Oh, you think gifting is cute? WiSTEM member and Packed With Purpose founder Leeatt Rothschild wants you to know it is a badass business. Those are her own words for the gigantic gifting industry, which she’s looking to disrupt by doing some good to support small businesses who, in turn, support charitable or social causes.
Leeatt Rothschild, Founder of Packed With Purpose
Rothschild accomplishes this by tapping a network of “Purposeful Purveyors” -- or companies that make products that also support a social or charitable cause -- and fills gift baskets and packages for individual or corporate orders.
“The gifting market, as adorable as it is, is a 16 billion dollar industry. Right now, it’s a lot of chocolate covered stuff in baskets and tins of popcorn.”

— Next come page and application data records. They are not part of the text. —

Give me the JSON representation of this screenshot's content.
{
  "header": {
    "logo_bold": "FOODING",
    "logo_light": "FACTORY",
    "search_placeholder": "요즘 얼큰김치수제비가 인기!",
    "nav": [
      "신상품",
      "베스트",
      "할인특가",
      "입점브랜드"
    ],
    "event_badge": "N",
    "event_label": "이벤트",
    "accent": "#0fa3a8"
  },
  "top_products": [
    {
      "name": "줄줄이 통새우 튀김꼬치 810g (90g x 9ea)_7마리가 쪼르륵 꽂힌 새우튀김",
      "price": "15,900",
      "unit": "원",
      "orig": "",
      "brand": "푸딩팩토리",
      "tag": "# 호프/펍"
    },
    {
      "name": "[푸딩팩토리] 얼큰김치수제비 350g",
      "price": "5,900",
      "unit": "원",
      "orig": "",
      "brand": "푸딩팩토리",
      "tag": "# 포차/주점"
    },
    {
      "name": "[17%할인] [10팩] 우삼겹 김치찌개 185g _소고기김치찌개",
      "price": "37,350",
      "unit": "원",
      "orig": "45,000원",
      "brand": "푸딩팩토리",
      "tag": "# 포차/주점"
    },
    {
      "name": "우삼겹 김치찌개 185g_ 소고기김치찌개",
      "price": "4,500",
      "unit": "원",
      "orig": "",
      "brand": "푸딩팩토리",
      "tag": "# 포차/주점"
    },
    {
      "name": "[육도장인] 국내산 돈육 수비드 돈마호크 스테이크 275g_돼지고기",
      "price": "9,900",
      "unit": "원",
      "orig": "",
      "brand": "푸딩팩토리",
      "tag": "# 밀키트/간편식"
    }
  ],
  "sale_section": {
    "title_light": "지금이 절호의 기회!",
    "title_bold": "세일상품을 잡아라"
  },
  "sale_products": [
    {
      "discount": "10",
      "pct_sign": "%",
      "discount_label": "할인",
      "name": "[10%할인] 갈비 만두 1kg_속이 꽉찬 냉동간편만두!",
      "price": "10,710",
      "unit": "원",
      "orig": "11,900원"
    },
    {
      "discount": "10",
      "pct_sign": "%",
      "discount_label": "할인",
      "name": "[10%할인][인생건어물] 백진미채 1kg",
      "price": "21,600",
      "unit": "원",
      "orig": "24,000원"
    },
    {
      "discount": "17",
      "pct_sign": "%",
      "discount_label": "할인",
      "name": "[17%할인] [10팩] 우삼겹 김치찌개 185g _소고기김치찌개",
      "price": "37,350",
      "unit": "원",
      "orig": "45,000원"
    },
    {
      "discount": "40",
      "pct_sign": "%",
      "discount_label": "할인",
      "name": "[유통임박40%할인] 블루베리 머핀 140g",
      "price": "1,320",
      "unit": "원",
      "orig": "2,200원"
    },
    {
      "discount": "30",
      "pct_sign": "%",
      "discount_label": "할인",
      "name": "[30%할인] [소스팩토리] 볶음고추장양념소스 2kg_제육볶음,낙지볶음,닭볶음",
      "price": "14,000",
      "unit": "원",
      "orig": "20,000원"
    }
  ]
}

In fact, it was that “chocolate covered stuff” and pounds of popcorn that inspired Rothschild’s business. Previously, she worked for a consulting firm that would guide large corporations on their charitable giving or social impact efforts. Every year around the holidays, thank you gifts would arrive en masse, filling the kitchen with relatively generic gestures.
“At a certain point everyone gets a sugar high and no one even wants to eat it,” she said. “I thought, there’s got to be a better way to give gifts.”

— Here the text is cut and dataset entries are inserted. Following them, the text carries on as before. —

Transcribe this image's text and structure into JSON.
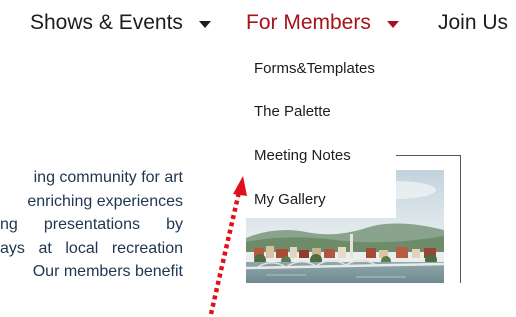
{
  "nav": {
    "items": [
      {
        "label": "Shows & Events"
      },
      {
        "label": "For Members"
      },
      {
        "label": "Join Us"
      }
    ]
  },
  "dropdown": {
    "items": [
      {
        "label": "Forms&Templates"
      },
      {
        "label": "The Palette"
      },
      {
        "label": "Meeting Notes"
      },
      {
        "label": "My Gallery"
      }
    ]
  },
  "intro": {
    "lines": [
      "ing community for art",
      "enriching experiences",
      [
        "ng",
        "presentations",
        "by"
      ],
      [
        "ays",
        "at",
        "local",
        "recreation"
      ],
      "Our members benefit"
    ]
  },
  "colors": {
    "nav_text": "#1d1d1d",
    "nav_active": "#a3141c",
    "body_text": "#1f3550",
    "annotation_arrow": "#e0101a"
  },
  "icons": {
    "dropdown_caret": "caret-down-icon",
    "annotation": "red-dotted-arrow-icon"
  }
}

Rothschild started small, assembling gift baskets filled with items from local shops and vendors that supported a social cause. She gave them away at her daughter’s first birthday party as party favors -- and attached a market research study to go along with them. After extremely positive feedback, she launched her business out of 1871. Now, she’s filling large corporate gifting orders and even already getting inquiries about gifts for the holidays for her baskets and packages filled with products from Sweet Beginnings, Together We Bake and the Women’s Bean Project.

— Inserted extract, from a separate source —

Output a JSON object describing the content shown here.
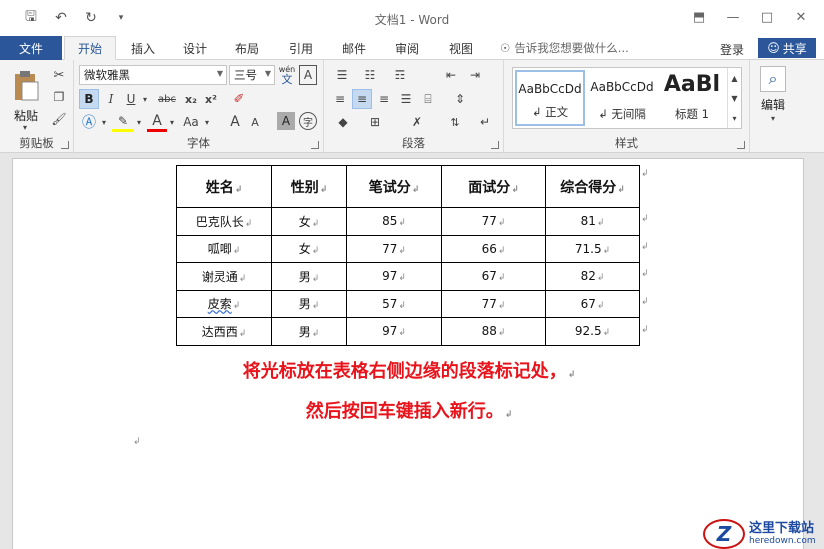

“One client told me that for the first time in 15 years, she actually received “thank you” phone calls from people she sent my gifts to. Other clients have told me they have seen employees gather around the baskets in the kitchen to talk about their own work in the communities after seeing some of the causes the Purposeful Purveyors support.”
Rothschild can also include 1871 as a client. During the 2016 Momentum Awards Dinner, she curated favors for each table from her Purposeful Purveyors along with a card describing the causes each of them supported. Not only were the favors a conversation starter at the annual dinner, the introduction to one of her partner companies -- The Floured Apron -- became part of 1871’s network of women and minority-owned business vendors.
Already an 1871 member, Rothschild said she decided to apply for WiSTEM after attending the most recent showcase event, where the women-led businesses pitched their products on stage. Wanting to gain some skills for pitching herself, she took the leap and is now several weeks into the WiSTEM program.
“There is a group of women here that are in it with you. It’s really peer-based learning. Everyone has an idea to put forth.”
For a whole host of reasons, 1871 believes Chicago is the best place in the country for women entrepreneurs to start a business. Since its inception in September 2015, the WiSTEM program has helped more than 51 women-founded companies and 59 entrepreneurs through a 12-week, curriculum-based program that connects women to capital, community, and technology resources. Learn more